Many companies in the United States get upset when employees work overtime for several reasons, including:
- Cost: Employers in the U.S. are required to pay overtime at a rate of 1.5 times an employee's regular hourly wage for all hours worked over 40 in a workweek. This can add up to significant labor costs for companies, particularly if overtime is a regular occurrence.
- Burnout and Productivity: The Fair Labor Standards Act (FLSA) mandates that employers must pay overtime to most employees who work more than 40 hours in a workweek. However, working excessive overtime can lead to employee burnout and decreased productivity. In turn, this can result in absenteeism, reduced quality of work, and even high turnover rates, ultimately affecting a company's bottom line.
- Legal Compliance: Employers in the U.S. must comply with the FLSA, which sets rules for minimum wage, overtime pay, and other labor standards. Failure to comply with the FLSA can result in costly penalties, lawsuits, and negative publicity for the company.
- Work-life balance: Companies may prioritize a work-life balance for their employees to help them maintain a healthy personal life. Long hours and excessive overtime can disrupt an employee's work-life balance, which can lead to personal problems that can eventually spill over into the workplace.

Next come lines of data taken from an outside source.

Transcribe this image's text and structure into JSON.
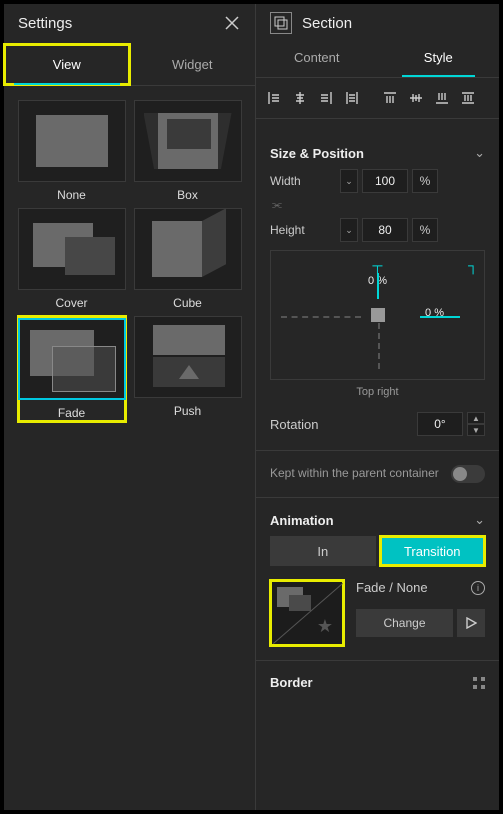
{
  "settings": {
    "title": "Settings",
    "tabs": {
      "view": "View",
      "widget": "Widget"
    },
    "effects": [
      {
        "key": "none",
        "label": "None"
      },
      {
        "key": "box",
        "label": "Box"
      },
      {
        "key": "cover",
        "label": "Cover"
      },
      {
        "key": "cube",
        "label": "Cube"
      },
      {
        "key": "fade",
        "label": "Fade"
      },
      {
        "key": "push",
        "label": "Push"
      }
    ],
    "selected_effect": "fade"
  },
  "section": {
    "title": "Section",
    "tabs": {
      "content": "Content",
      "style": "Style"
    },
    "size_position": {
      "heading": "Size & Position",
      "width_label": "Width",
      "width_value": "100",
      "width_unit": "%",
      "height_label": "Height",
      "height_value": "80",
      "height_unit": "%",
      "anchor_top": "0",
      "anchor_top_unit": "%",
      "anchor_right": "0",
      "anchor_right_unit": "%",
      "anchor_caption": "Top right",
      "rotation_label": "Rotation",
      "rotation_value": "0°"
    },
    "kept_within": "Kept within the parent container",
    "animation": {
      "heading": "Animation",
      "in": "In",
      "transition": "Transition",
      "fade_none": "Fade / None",
      "change": "Change"
    },
    "border": {
      "heading": "Border"
    }
  }
}
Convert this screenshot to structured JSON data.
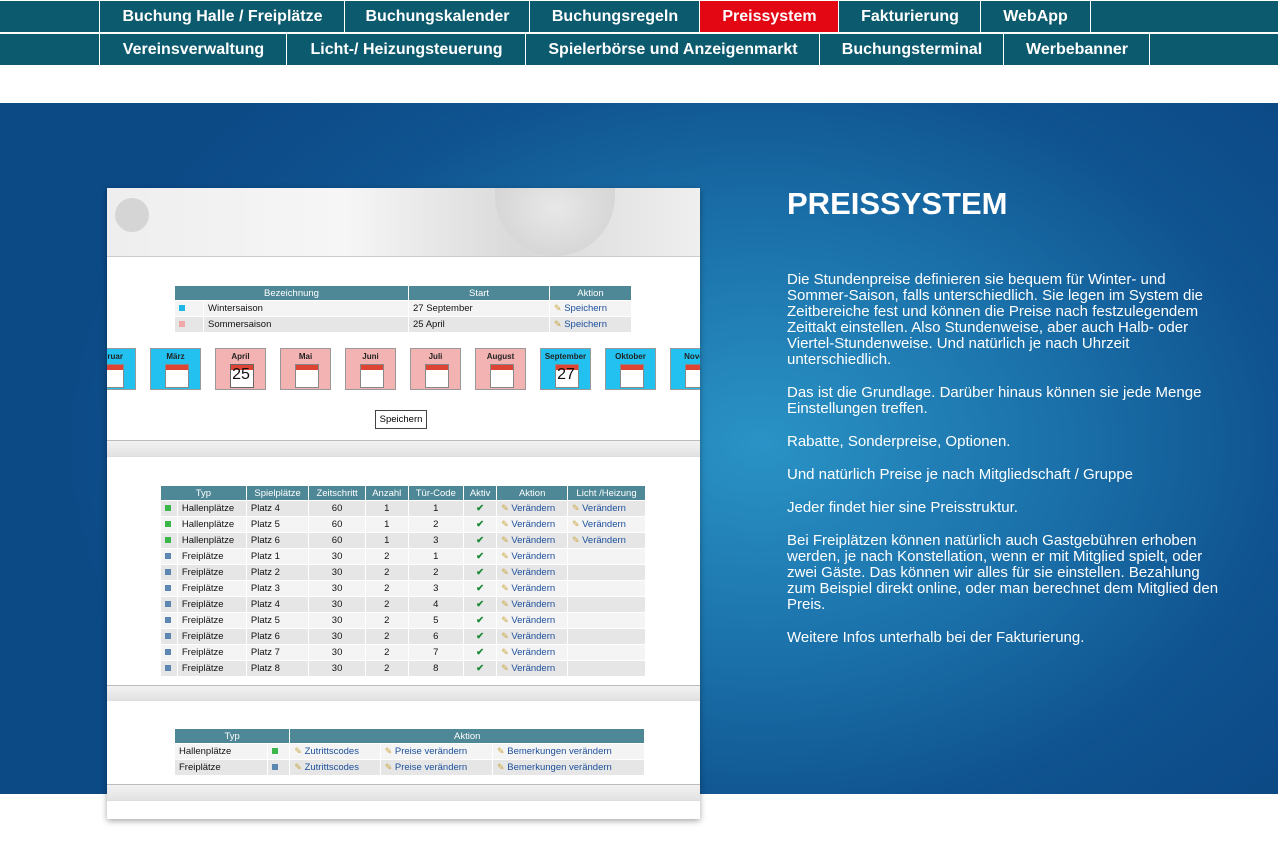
{
  "nav": {
    "row1": [
      {
        "label": "Buchung Halle / Freiplätze",
        "active": false
      },
      {
        "label": "Buchungskalender",
        "active": false
      },
      {
        "label": "Buchungsregeln",
        "active": false
      },
      {
        "label": "Preissystem",
        "active": true
      },
      {
        "label": "Fakturierung",
        "active": false
      },
      {
        "label": "WebApp",
        "active": false
      }
    ],
    "row2": [
      {
        "label": "Vereinsverwaltung"
      },
      {
        "label": "Licht-/ Heizungsteuerung"
      },
      {
        "label": "Spielerbörse und Anzeigenmarkt"
      },
      {
        "label": "Buchungsterminal"
      },
      {
        "label": "Werbebanner"
      }
    ]
  },
  "colors": {
    "nav_bg": "#0c5a6e",
    "active": "#e30613",
    "hero": "#1a6fa8"
  },
  "hero": {
    "title": "PREISSYSTEM",
    "paragraphs": [
      "Die Stundenpreise definieren sie bequem für Winter- und Sommer-Saison, falls unterschiedlich. Sie legen im System die Zeitbereiche fest und können die Preise nach festzulegendem Zeittakt einstellen. Also Stundenweise, aber auch Halb- oder Viertel-Stundenweise. Und natürlich je nach Uhrzeit unterschiedlich.",
      "Das ist die Grundlage. Darüber hinaus können sie jede Menge Einstellungen treffen.",
      "Rabatte, Sonderpreise, Optionen.",
      "Und natürlich Preise je nach Mitgliedschaft / Gruppe",
      "Jeder findet hier sine Preisstruktur.",
      "Bei Freiplätzen können natürlich auch Gastgebühren erhoben werden, je nach Konstellation, wenn er mit Mitglied spielt, oder zwei Gäste. Das können wir alles für sie einstellen. Bezahlung zum Beispiel direkt online, oder man berechnet dem Mitglied den Preis.",
      "Weitere Infos unterhalb bei der Fakturierung."
    ]
  },
  "shot": {
    "season_headers": [
      "Bezeichnung",
      "Start",
      "Aktion"
    ],
    "seasons": [
      {
        "name": "Wintersaison",
        "start": "27 September",
        "action": "Speichern",
        "color": "#1fb6e8"
      },
      {
        "name": "Sommersaison",
        "start": "25 April",
        "action": "Speichern",
        "color": "#f2a8a8"
      }
    ],
    "months": [
      {
        "name": "ebruar",
        "color": "#22c1f0",
        "day": ""
      },
      {
        "name": "März",
        "color": "#22c1f0",
        "day": ""
      },
      {
        "name": "April",
        "color": "#f3b3b3",
        "day": "25"
      },
      {
        "name": "Mai",
        "color": "#f3b3b3",
        "day": ""
      },
      {
        "name": "Juni",
        "color": "#f3b3b3",
        "day": ""
      },
      {
        "name": "Juli",
        "color": "#f3b3b3",
        "day": ""
      },
      {
        "name": "August",
        "color": "#f3b3b3",
        "day": ""
      },
      {
        "name": "September",
        "color": "#22c1f0",
        "day": "27"
      },
      {
        "name": "Oktober",
        "color": "#22c1f0",
        "day": ""
      },
      {
        "name": "Nover",
        "color": "#22c1f0",
        "day": ""
      }
    ],
    "save_label": "Speichern",
    "court_headers": [
      "Typ",
      "Spielplätze",
      "Zeitschritt",
      "Anzahl",
      "Tür-Code",
      "Aktiv",
      "Aktion",
      "Licht /Heizung"
    ],
    "courts": [
      {
        "typ": "Hallenplätze",
        "platz": "Platz 4",
        "zeit": "60",
        "anzahl": "1",
        "code": "1",
        "aktion": "Verändern",
        "licht": "Verändern",
        "color": "#3cb54a"
      },
      {
        "typ": "Hallenplätze",
        "platz": "Platz 5",
        "zeit": "60",
        "anzahl": "1",
        "code": "2",
        "aktion": "Verändern",
        "licht": "Verändern",
        "color": "#3cb54a"
      },
      {
        "typ": "Hallenplätze",
        "platz": "Platz 6",
        "zeit": "60",
        "anzahl": "1",
        "code": "3",
        "aktion": "Verändern",
        "licht": "Verändern",
        "color": "#3cb54a"
      },
      {
        "typ": "Freiplätze",
        "platz": "Platz 1",
        "zeit": "30",
        "anzahl": "2",
        "code": "1",
        "aktion": "Verändern",
        "licht": "",
        "color": "#5c87b5"
      },
      {
        "typ": "Freiplätze",
        "platz": "Platz 2",
        "zeit": "30",
        "anzahl": "2",
        "code": "2",
        "aktion": "Verändern",
        "licht": "",
        "color": "#5c87b5"
      },
      {
        "typ": "Freiplätze",
        "platz": "Platz 3",
        "zeit": "30",
        "anzahl": "2",
        "code": "3",
        "aktion": "Verändern",
        "licht": "",
        "color": "#5c87b5"
      },
      {
        "typ": "Freiplätze",
        "platz": "Platz 4",
        "zeit": "30",
        "anzahl": "2",
        "code": "4",
        "aktion": "Verändern",
        "licht": "",
        "color": "#5c87b5"
      },
      {
        "typ": "Freiplätze",
        "platz": "Platz 5",
        "zeit": "30",
        "anzahl": "2",
        "code": "5",
        "aktion": "Verändern",
        "licht": "",
        "color": "#5c87b5"
      },
      {
        "typ": "Freiplätze",
        "platz": "Platz 6",
        "zeit": "30",
        "anzahl": "2",
        "code": "6",
        "aktion": "Verändern",
        "licht": "",
        "color": "#5c87b5"
      },
      {
        "typ": "Freiplätze",
        "platz": "Platz 7",
        "zeit": "30",
        "anzahl": "2",
        "code": "7",
        "aktion": "Verändern",
        "licht": "",
        "color": "#5c87b5"
      },
      {
        "typ": "Freiplätze",
        "platz": "Platz 8",
        "zeit": "30",
        "anzahl": "2",
        "code": "8",
        "aktion": "Verändern",
        "licht": "",
        "color": "#5c87b5"
      }
    ],
    "type_headers": [
      "Typ",
      "Aktion"
    ],
    "types": [
      {
        "typ": "Hallenplätze",
        "color": "#3cb54a",
        "a1": "Zutrittscodes",
        "a2": "Preise verändern",
        "a3": "Bemerkungen verändern"
      },
      {
        "typ": "Freiplätze",
        "color": "#5c87b5",
        "a1": "Zutrittscodes",
        "a2": "Preise verändern",
        "a3": "Bemerkungen verändern"
      }
    ]
  }
}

While there may be situations where overtime work is necessary, such as during peak periods or urgent projects, it is important for companies to manage workloads within regular working hours and ensure that employees are fairly compensated and not overworked. By adhering to U.S. labor laws, companies can avoid legal issues and foster a positive and productive work environment.